Hey, even critics are supposed to have sort of a life, and I'm doing my best to so too, so here's are a few shorter reviews of films I've seen recently.
Rated R, 99 minutes
In French with English subtitles
"Raw" is a provocative, engaging and lurid French film about cannibalism that would make Hannibal Lecter very happy. Lifelong vegetarian Justine (Garance Marillier) arrives at veterinary school to start college, but a hazing ritual involving the consumption of rabbit kidneys at the urging of her upperclassman sister, Alexia (Ella Rumpf) reveals a previously unknown desire for raw human flesh.
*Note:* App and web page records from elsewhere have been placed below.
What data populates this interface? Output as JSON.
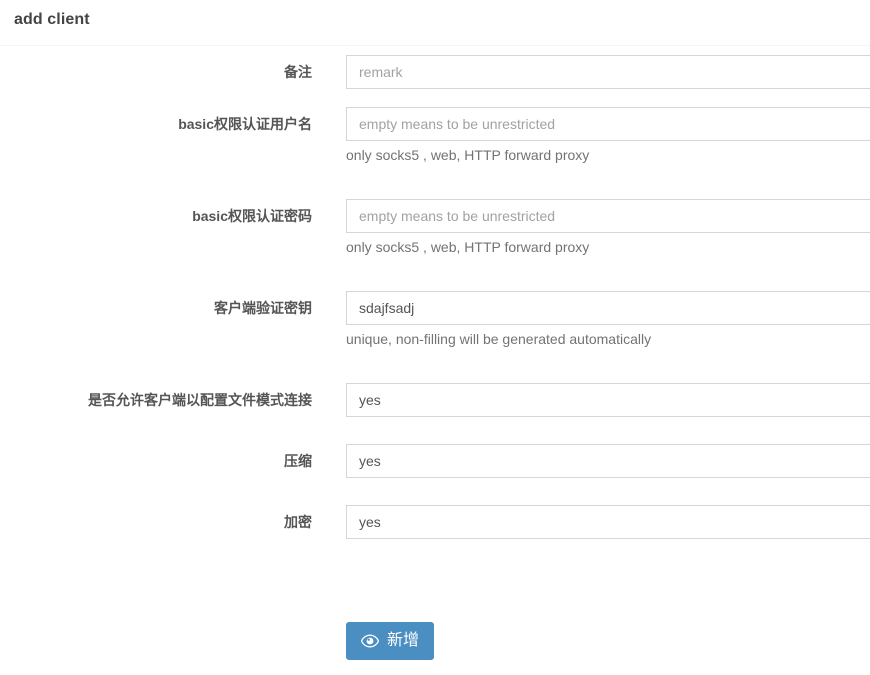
{
  "header": {
    "title": "add client"
  },
  "form": {
    "fields": [
      {
        "label": "备注",
        "control": "input",
        "value": "",
        "placeholder": "remark",
        "help": ""
      },
      {
        "label": "basic权限认证用户名",
        "control": "input",
        "value": "",
        "placeholder": "empty means to be unrestricted",
        "help": "only socks5 , web, HTTP forward proxy"
      },
      {
        "label": "basic权限认证密码",
        "control": "input",
        "value": "",
        "placeholder": "empty means to be unrestricted",
        "help": "only socks5 , web, HTTP forward proxy"
      },
      {
        "label": "客户端验证密钥",
        "control": "input",
        "value": "sdajfsadj",
        "placeholder": "",
        "help": "unique, non-filling will be generated automatically"
      },
      {
        "label": "是否允许客户端以配置文件模式连接",
        "control": "select",
        "value": "yes",
        "placeholder": "",
        "help": ""
      },
      {
        "label": "压缩",
        "control": "select",
        "value": "yes",
        "placeholder": "",
        "help": ""
      },
      {
        "label": "加密",
        "control": "select",
        "value": "yes",
        "placeholder": "",
        "help": ""
      }
    ],
    "submit": {
      "label": "新增",
      "icon": "eye-icon",
      "color": "#4a8ec2"
    }
  }
}
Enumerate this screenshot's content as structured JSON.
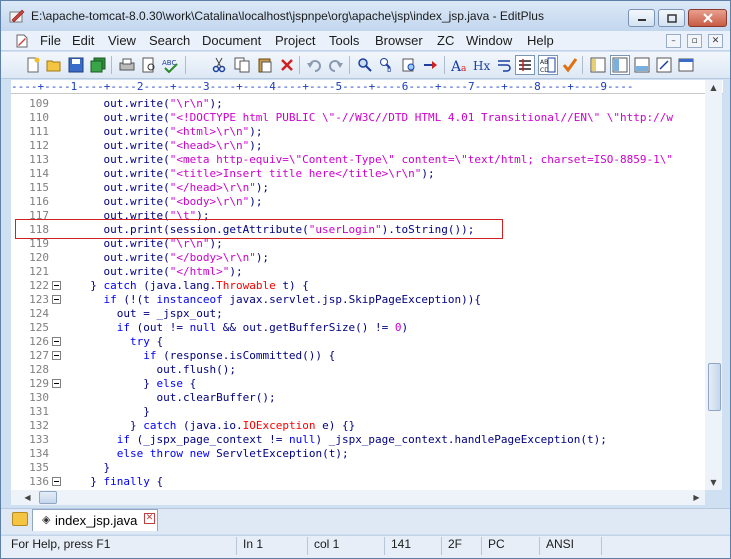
{
  "window": {
    "title": "E:\\apache-tomcat-8.0.30\\work\\Catalina\\localhost\\jspnpe\\org\\apache\\jsp\\index_jsp.java - EditPlus"
  },
  "menu": [
    "File",
    "Edit",
    "View",
    "Search",
    "Document",
    "Project",
    "Tools",
    "Browser",
    "ZC",
    "Window",
    "Help"
  ],
  "ruler": {
    "text": "----+----1----+----2----+----3----+----4----+----5----+----6----+----7----+----8----+----9----"
  },
  "editor": {
    "lines": [
      {
        "n": "109",
        "fold": false,
        "tokens": [
          [
            "n",
            "    out.write("
          ],
          [
            "s",
            "\"\\r\\n\""
          ],
          [
            "n",
            ");"
          ]
        ]
      },
      {
        "n": "110",
        "fold": false,
        "tokens": [
          [
            "n",
            "    out.write("
          ],
          [
            "s",
            "\"<!DOCTYPE html PUBLIC \\\"-//W3C//DTD HTML 4.01 Transitional//EN\\\" \\\"http://w"
          ]
        ]
      },
      {
        "n": "111",
        "fold": false,
        "tokens": [
          [
            "n",
            "    out.write("
          ],
          [
            "s",
            "\"<html>\\r\\n\""
          ],
          [
            "n",
            ");"
          ]
        ]
      },
      {
        "n": "112",
        "fold": false,
        "tokens": [
          [
            "n",
            "    out.write("
          ],
          [
            "s",
            "\"<head>\\r\\n\""
          ],
          [
            "n",
            ");"
          ]
        ]
      },
      {
        "n": "113",
        "fold": false,
        "tokens": [
          [
            "n",
            "    out.write("
          ],
          [
            "s",
            "\"<meta http-equiv=\\\"Content-Type\\\" content=\\\"text/html; charset=ISO-8859-1\\\""
          ]
        ]
      },
      {
        "n": "114",
        "fold": false,
        "tokens": [
          [
            "n",
            "    out.write("
          ],
          [
            "s",
            "\"<title>Insert title here</title>\\r\\n\""
          ],
          [
            "n",
            ");"
          ]
        ]
      },
      {
        "n": "115",
        "fold": false,
        "tokens": [
          [
            "n",
            "    out.write("
          ],
          [
            "s",
            "\"</head>\\r\\n\""
          ],
          [
            "n",
            ");"
          ]
        ]
      },
      {
        "n": "116",
        "fold": false,
        "tokens": [
          [
            "n",
            "    out.write("
          ],
          [
            "s",
            "\"<body>\\r\\n\""
          ],
          [
            "n",
            ");"
          ]
        ]
      },
      {
        "n": "117",
        "fold": false,
        "tokens": [
          [
            "n",
            "    out.write("
          ],
          [
            "s",
            "\"\\t\""
          ],
          [
            "n",
            ");"
          ]
        ]
      },
      {
        "n": "118",
        "fold": false,
        "tokens": [
          [
            "n",
            "    out.print(session.getAttribute("
          ],
          [
            "s",
            "\"userLogin\""
          ],
          [
            "n",
            ").toString());"
          ]
        ]
      },
      {
        "n": "119",
        "fold": false,
        "tokens": [
          [
            "n",
            "    out.write("
          ],
          [
            "s",
            "\"\\r\\n\""
          ],
          [
            "n",
            ");"
          ]
        ]
      },
      {
        "n": "120",
        "fold": false,
        "tokens": [
          [
            "n",
            "    out.write("
          ],
          [
            "s",
            "\"</body>\\r\\n\""
          ],
          [
            "n",
            ");"
          ]
        ]
      },
      {
        "n": "121",
        "fold": false,
        "tokens": [
          [
            "n",
            "    out.write("
          ],
          [
            "s",
            "\"</html>\""
          ],
          [
            "n",
            ");"
          ]
        ]
      },
      {
        "n": "122",
        "fold": true,
        "tokens": [
          [
            "n",
            "  } "
          ],
          [
            "k",
            "catch"
          ],
          [
            "n",
            " (java.lang."
          ],
          [
            "t",
            "Throwable"
          ],
          [
            "n",
            " t) {"
          ]
        ]
      },
      {
        "n": "123",
        "fold": true,
        "tokens": [
          [
            "n",
            "    "
          ],
          [
            "k",
            "if"
          ],
          [
            "n",
            " (!(t "
          ],
          [
            "k",
            "instanceof"
          ],
          [
            "n",
            " javax.servlet.jsp.SkipPageException)){"
          ]
        ]
      },
      {
        "n": "124",
        "fold": false,
        "tokens": [
          [
            "n",
            "      out = _jspx_out;"
          ]
        ]
      },
      {
        "n": "125",
        "fold": false,
        "tokens": [
          [
            "n",
            "      "
          ],
          [
            "k",
            "if"
          ],
          [
            "n",
            " (out != "
          ],
          [
            "k",
            "null"
          ],
          [
            "n",
            " && out.getBufferSize() != "
          ],
          [
            "s",
            "0"
          ],
          [
            "n",
            ")"
          ]
        ]
      },
      {
        "n": "126",
        "fold": true,
        "tokens": [
          [
            "n",
            "        "
          ],
          [
            "k",
            "try"
          ],
          [
            "n",
            " {"
          ]
        ]
      },
      {
        "n": "127",
        "fold": true,
        "tokens": [
          [
            "n",
            "          "
          ],
          [
            "k",
            "if"
          ],
          [
            "n",
            " (response.isCommitted()) {"
          ]
        ]
      },
      {
        "n": "128",
        "fold": false,
        "tokens": [
          [
            "n",
            "            out.flush();"
          ]
        ]
      },
      {
        "n": "129",
        "fold": true,
        "tokens": [
          [
            "n",
            "          } "
          ],
          [
            "k",
            "else"
          ],
          [
            "n",
            " {"
          ]
        ]
      },
      {
        "n": "130",
        "fold": false,
        "tokens": [
          [
            "n",
            "            out.clearBuffer();"
          ]
        ]
      },
      {
        "n": "131",
        "fold": false,
        "tokens": [
          [
            "n",
            "          }"
          ]
        ]
      },
      {
        "n": "132",
        "fold": false,
        "tokens": [
          [
            "n",
            "        } "
          ],
          [
            "k",
            "catch"
          ],
          [
            "n",
            " (java.io."
          ],
          [
            "t",
            "IOException"
          ],
          [
            "n",
            " e) {}"
          ]
        ]
      },
      {
        "n": "133",
        "fold": false,
        "tokens": [
          [
            "n",
            "      "
          ],
          [
            "k",
            "if"
          ],
          [
            "n",
            " (_jspx_page_context != "
          ],
          [
            "k",
            "null"
          ],
          [
            "n",
            ") _jspx_page_context.handlePageException(t);"
          ]
        ]
      },
      {
        "n": "134",
        "fold": false,
        "tokens": [
          [
            "n",
            "      "
          ],
          [
            "k",
            "else"
          ],
          [
            "n",
            " "
          ],
          [
            "k",
            "throw"
          ],
          [
            "n",
            " "
          ],
          [
            "k",
            "new"
          ],
          [
            "n",
            " ServletException(t);"
          ]
        ]
      },
      {
        "n": "135",
        "fold": false,
        "tokens": [
          [
            "n",
            "    }"
          ]
        ]
      },
      {
        "n": "136",
        "fold": true,
        "tokens": [
          [
            "n",
            "  } "
          ],
          [
            "k",
            "finally"
          ],
          [
            "n",
            " {"
          ]
        ]
      }
    ]
  },
  "tab": {
    "label": "index_jsp.java"
  },
  "status": {
    "help": "For Help, press F1",
    "line": "In 1",
    "col": "col 1",
    "count": "141",
    "hex": "2F",
    "eol": "PC",
    "encoding": "ANSI"
  },
  "colors": {
    "keyword": "#0000ff",
    "string": "#cc00cc",
    "type": "#ff0000",
    "code": "#000080",
    "highlight_box": "#d02020"
  },
  "toolbar_icons": [
    "new-file-icon",
    "open-file-icon",
    "save-icon",
    "save-all-icon",
    "print-icon",
    "print-preview-icon",
    "spellcheck-icon",
    "cut-icon",
    "copy-icon",
    "paste-icon",
    "delete-icon",
    "undo-icon",
    "redo-icon",
    "find-icon",
    "replace-icon",
    "find-in-files-icon",
    "goto-icon",
    "font-icon",
    "hx-icon",
    "word-wrap-icon",
    "line-number-icon",
    "column-select-icon",
    "check-icon",
    "directory-window-icon",
    "cliptext-window-icon",
    "output-window-icon",
    "fullscreen-icon",
    "browser-icon"
  ]
}
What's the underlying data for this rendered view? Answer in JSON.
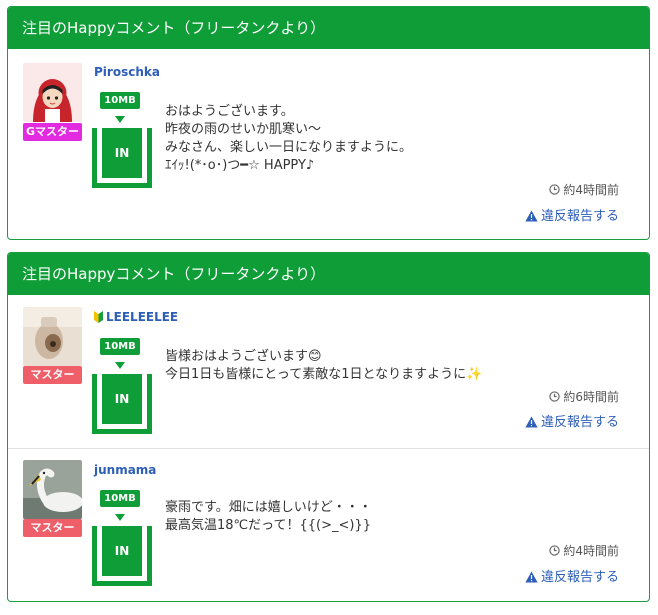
{
  "cards": [
    {
      "header": "注目のHappyコメント（フリータンクより）",
      "entries": [
        {
          "username": "Piroschka",
          "role": "Gマスター",
          "tank_badge": "10MB",
          "tank_label": "IN",
          "message": "おはようございます。\n昨夜の雨のせいか肌寒い〜\nみなさん、楽しい一日になりますように。\nｴｲｯ!(*･o･)つ━☆ HAPPY♪",
          "time": "約4時間前",
          "report": "違反報告する"
        }
      ]
    },
    {
      "header": "注目のHappyコメント（フリータンクより）",
      "entries": [
        {
          "username": "LEELEELEE",
          "role": "マスター",
          "tank_badge": "10MB",
          "tank_label": "IN",
          "message": "皆様おはようございます😊\n今日1日も皆様にとって素敵な1日となりますように✨",
          "time": "約6時間前",
          "report": "違反報告する"
        },
        {
          "username": "junmama",
          "role": "マスター",
          "tank_badge": "10MB",
          "tank_label": "IN",
          "message": "豪雨です。畑には嬉しいけど・・・\n最高気温18℃だって！{{(>_<)}}",
          "time": "約4時間前",
          "report": "違反報告する"
        }
      ]
    }
  ],
  "colors": {
    "header_green": "#0f9d38",
    "link_blue": "#2d5eb8",
    "role_pink": "#e22be0",
    "role_red": "#ee5f6a"
  }
}
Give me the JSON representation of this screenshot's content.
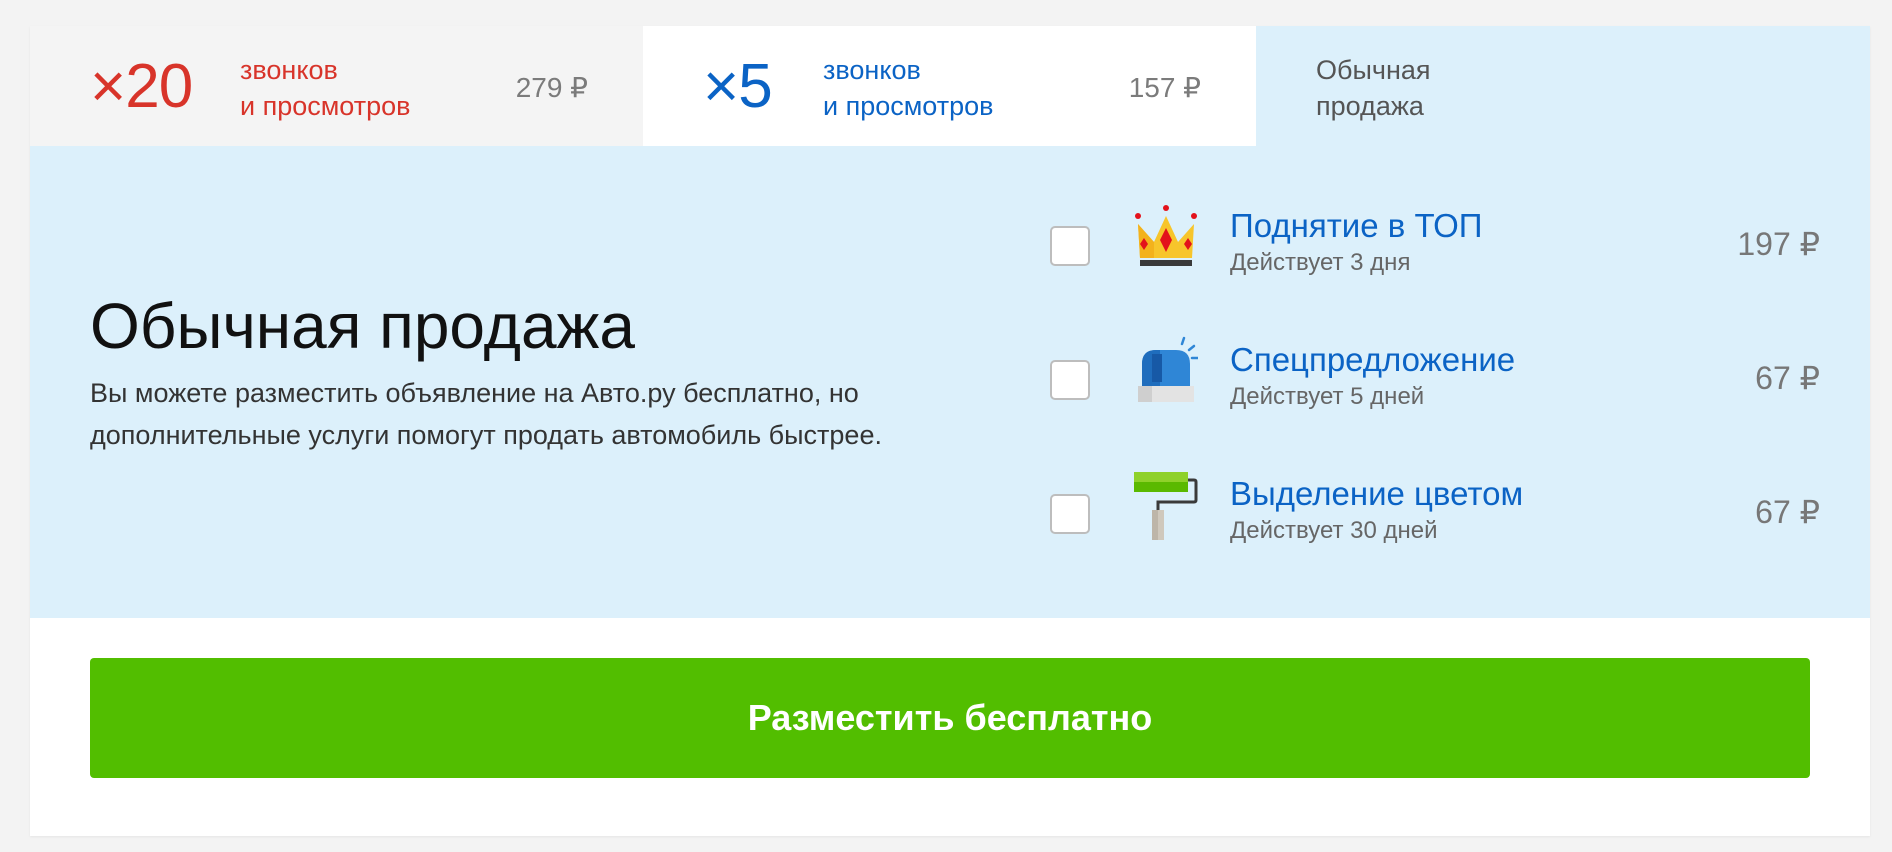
{
  "tabs": [
    {
      "multiplier": "×20",
      "line1": "звонков",
      "line2": "и просмотров",
      "price": "279 ₽"
    },
    {
      "multiplier": "×5",
      "line1": "звонков",
      "line2": "и просмотров",
      "price": "157 ₽"
    },
    {
      "line1": "Обычная",
      "line2": "продажа"
    }
  ],
  "main": {
    "title": "Обычная продажа",
    "description": "Вы можете разместить объявление на Авто.ру бесплатно, но дополнительные услуги помогут продать автомобиль быстрее."
  },
  "services": [
    {
      "title": "Поднятие в ТОП",
      "subtitle": "Действует 3 дня",
      "price": "197 ₽",
      "icon": "crown-icon"
    },
    {
      "title": "Спецпредложение",
      "subtitle": "Действует 5 дней",
      "price": "67 ₽",
      "icon": "beacon-icon"
    },
    {
      "title": "Выделение цветом",
      "subtitle": "Действует 30 дней",
      "price": "67 ₽",
      "icon": "paint-roller-icon"
    }
  ],
  "cta": {
    "label": "Разместить бесплатно"
  },
  "colors": {
    "x20_accent": "#d8342a",
    "x5_accent": "#0b63c5",
    "panel_bg": "#dcf0fb",
    "cta_bg": "#52be00",
    "link": "#0b63c5"
  }
}
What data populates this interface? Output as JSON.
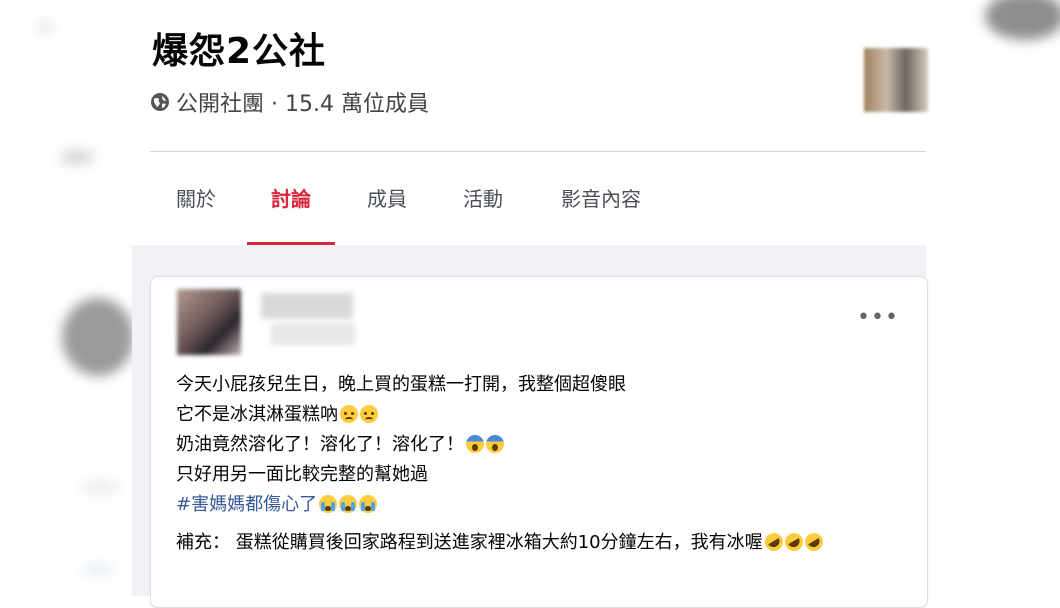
{
  "group": {
    "name": "爆怨2公社",
    "meta": "公開社團 · 15.4 萬位成員"
  },
  "tabs": [
    {
      "label": "關於"
    },
    {
      "label": "討論",
      "active": true
    },
    {
      "label": "成員"
    },
    {
      "label": "活動"
    },
    {
      "label": "影音內容"
    }
  ],
  "post": {
    "more_label": "•••",
    "lines": [
      "今天小屁孩兒生日，晚上買的蛋糕一打開，我整個超傻眼",
      "它不是冰淇淋蛋糕吶",
      "奶油竟然溶化了！溶化了！溶化了！",
      "只好用另一面比較完整的幫她過"
    ],
    "hashtag": "#害媽媽都傷心了",
    "note": "補充： 蛋糕從購買後回家路程到送進家裡冰箱大約10分鐘左右，我有冰喔"
  },
  "colors": {
    "active_tab": "#d8263c",
    "hashtag": "#385898",
    "feed_background": "#f0f2f5"
  },
  "icons": [
    "globe-icon",
    "more-options-icon",
    "emoji-sad",
    "emoji-scream",
    "emoji-crying",
    "emoji-rofl"
  ]
}
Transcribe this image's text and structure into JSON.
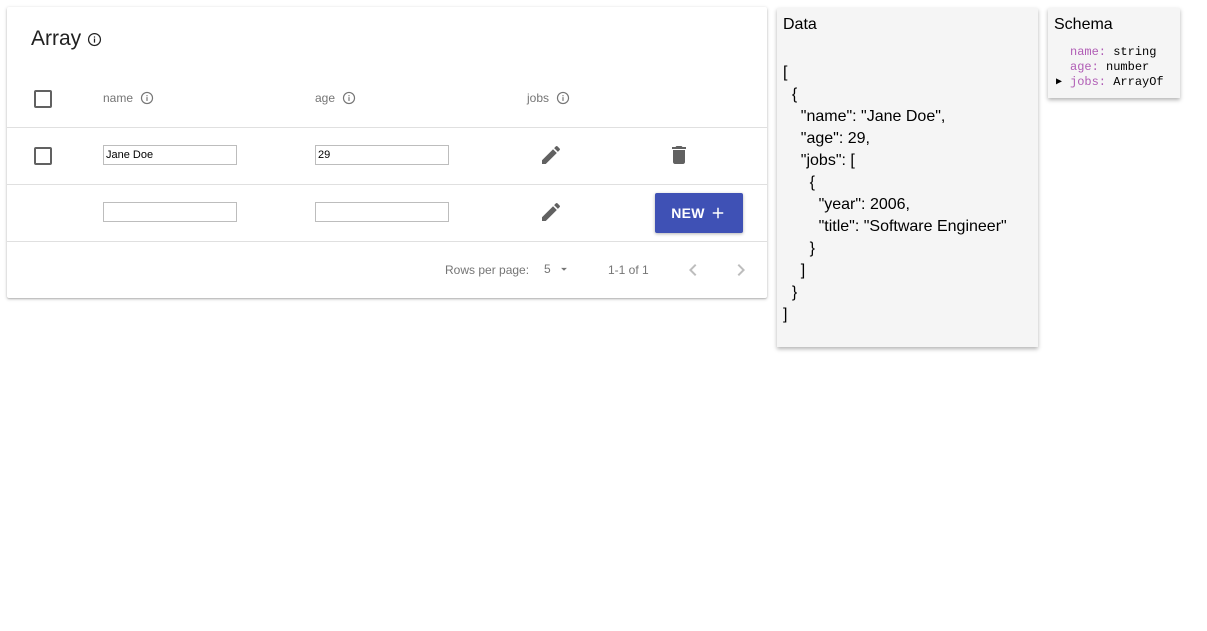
{
  "array_card": {
    "title": "Array",
    "columns": [
      {
        "label": "name"
      },
      {
        "label": "age"
      },
      {
        "label": "jobs"
      }
    ],
    "rows": [
      {
        "name": "Jane Doe",
        "age": "29"
      }
    ],
    "new_row": {
      "name": "",
      "age": ""
    },
    "new_button_label": "NEW",
    "pagination": {
      "rows_per_page_label": "Rows per page:",
      "rows_per_page_value": "5",
      "range_text": "1-1 of 1"
    },
    "accent_color": "#3f51b5"
  },
  "data_panel": {
    "title": "Data",
    "json_text": "[\n  {\n    \"name\": \"Jane Doe\",\n    \"age\": 29,\n    \"jobs\": [\n      {\n        \"year\": 2006,\n        \"title\": \"Software Engineer\"\n      }\n    ]\n  }\n]"
  },
  "schema_panel": {
    "title": "Schema",
    "fields": [
      {
        "arrow": "",
        "key": "name:",
        "type": " string"
      },
      {
        "arrow": "▶",
        "key": "age:",
        "type": " number"
      },
      {
        "arrow": "▶",
        "key": "jobs:",
        "type": " ArrayOf"
      }
    ]
  }
}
Directed and written by Julia Ducournau in her debut feature film, "Raw" is definitely and understandably not a film for everyone, given it's highly charged, divisive subject matter. It's as bloody as you might expect, but also very thought-provoking and symbolic: Justine's desire for human flesh is a substitute for her inability to have decent human relationships. It also creates one of the most unique sibling rivalries in cinematic history, as the two girls try to one up each other - with eating human flesh, that is.
Not the faint of heart (I had trouble with a few scenes myself, and had to close my eyes), "Raw" is a thoughtful exploration on human relationships, and not just eating each other. It's also an auspicious debut for French filmmaker Ducornau, who will be one to watch after this.
Rated R, 101 minutes
Wes's Grade: C+
Neurotic, quirky indie dramedies are a dime a dozen these days, and the new indie dramedy "Wilson," based on the engaging Daniel Clowes graphic novels of the same name, wears its quirkiness on its sleeve like a badge of honor. With a great cast and a few genuinely funny moments, the uneven film tries to model itself after Larry David's much more likable "Curb Your Enthusiasm" with more unpleasant results here (even that show's Cheryl Hines appears briefly here, barely recognizable).
A lonely, neurotic and hilariously honest middle-aged man (Woody Harrelson) reunites with his estranged wife (Laura Dern) and meets his teenage daughter (Isabella Amara) for the first time.
Directed by "The Skeleton Twins" Craig Johnson and a script by Clowes, "Wilson" is a charming film that plays to its unfiltered leading character, but Clowes' script tends to meander without accomplishing much, even when Wilson goes on the hunt for his ex-wife and long-lost daughter. It helps that his ex-wife is played by the lovely Dern, who's excellent here, and his daughter is played by affecting newcomer Amara, who'll be seen in the upcoming "Spider-Man" film.
Though Harrelson is an inspired choice as the grumpy Wilson, I felt a little disconnected by it all, and tonally it felt way too familiar with many other independent films such as 2001's "Ghost World." It's not horrible, but I expected more from "Wilson" and considering its cast and crew, is a mild disappointment.
The Sense of An Ending
Rated PG-13, 108 minutes
Wes's Grade: B-
The distinctly new British drama "The Sense of An Ending" is a compelling, well-acted reminder of how our memories fade as we grow older, how we make bad things that happened to us years ago much worse and good things often a lot better than they really were. Based on the novel of the same name by Julian Barnes, it's a thoughtful look at how we frame events in our lives as we age.
A business owner named Tony (Jim Broadbent) reunites with his first love Veronica (Charlotte Rampling) after a letter and a diary force him to confront some secrets of his past.
Directed by "The Lunchbox's" Ritesh Batra with a script by British playwright Nick Barnes, the slow-moving but powerful British character study "The Sense of An Ending" is thoughtfully executed by Batra and superbly acted by Oscar-winner Broadbent (also of the "Harry Potter" series), as the self-centered and opinionated older version of Tony (the younger played by Billy Howle, who reminds of a much-younger Eddie Redmayne), who struggles to piece together the events of his past.
Director Batra handles the material well, especially the extensive flashbacks, which can be tricky, very well here, given that they're entirely necessary to putting together the pieces of the film. Oscar-nominee Rampling is also solid in a brief role as the older Veronica; "Downton Abbey's" Michelle Dockery and character actress Emily Mortimer also appear briefly, but it's Broadbent who grounds the film so believeably in a poignant turn.
There are also some moments of warm humor, especially as Tony tells much of it to his lawyer ex-wife Margaret (Harriet Walter), and their interplay adds some lighter texture to its serious tone. "The Sense of An Ending" is one of those low-key, underrated films that'll slip by you without noticing, so I recommend you put this on your list to see.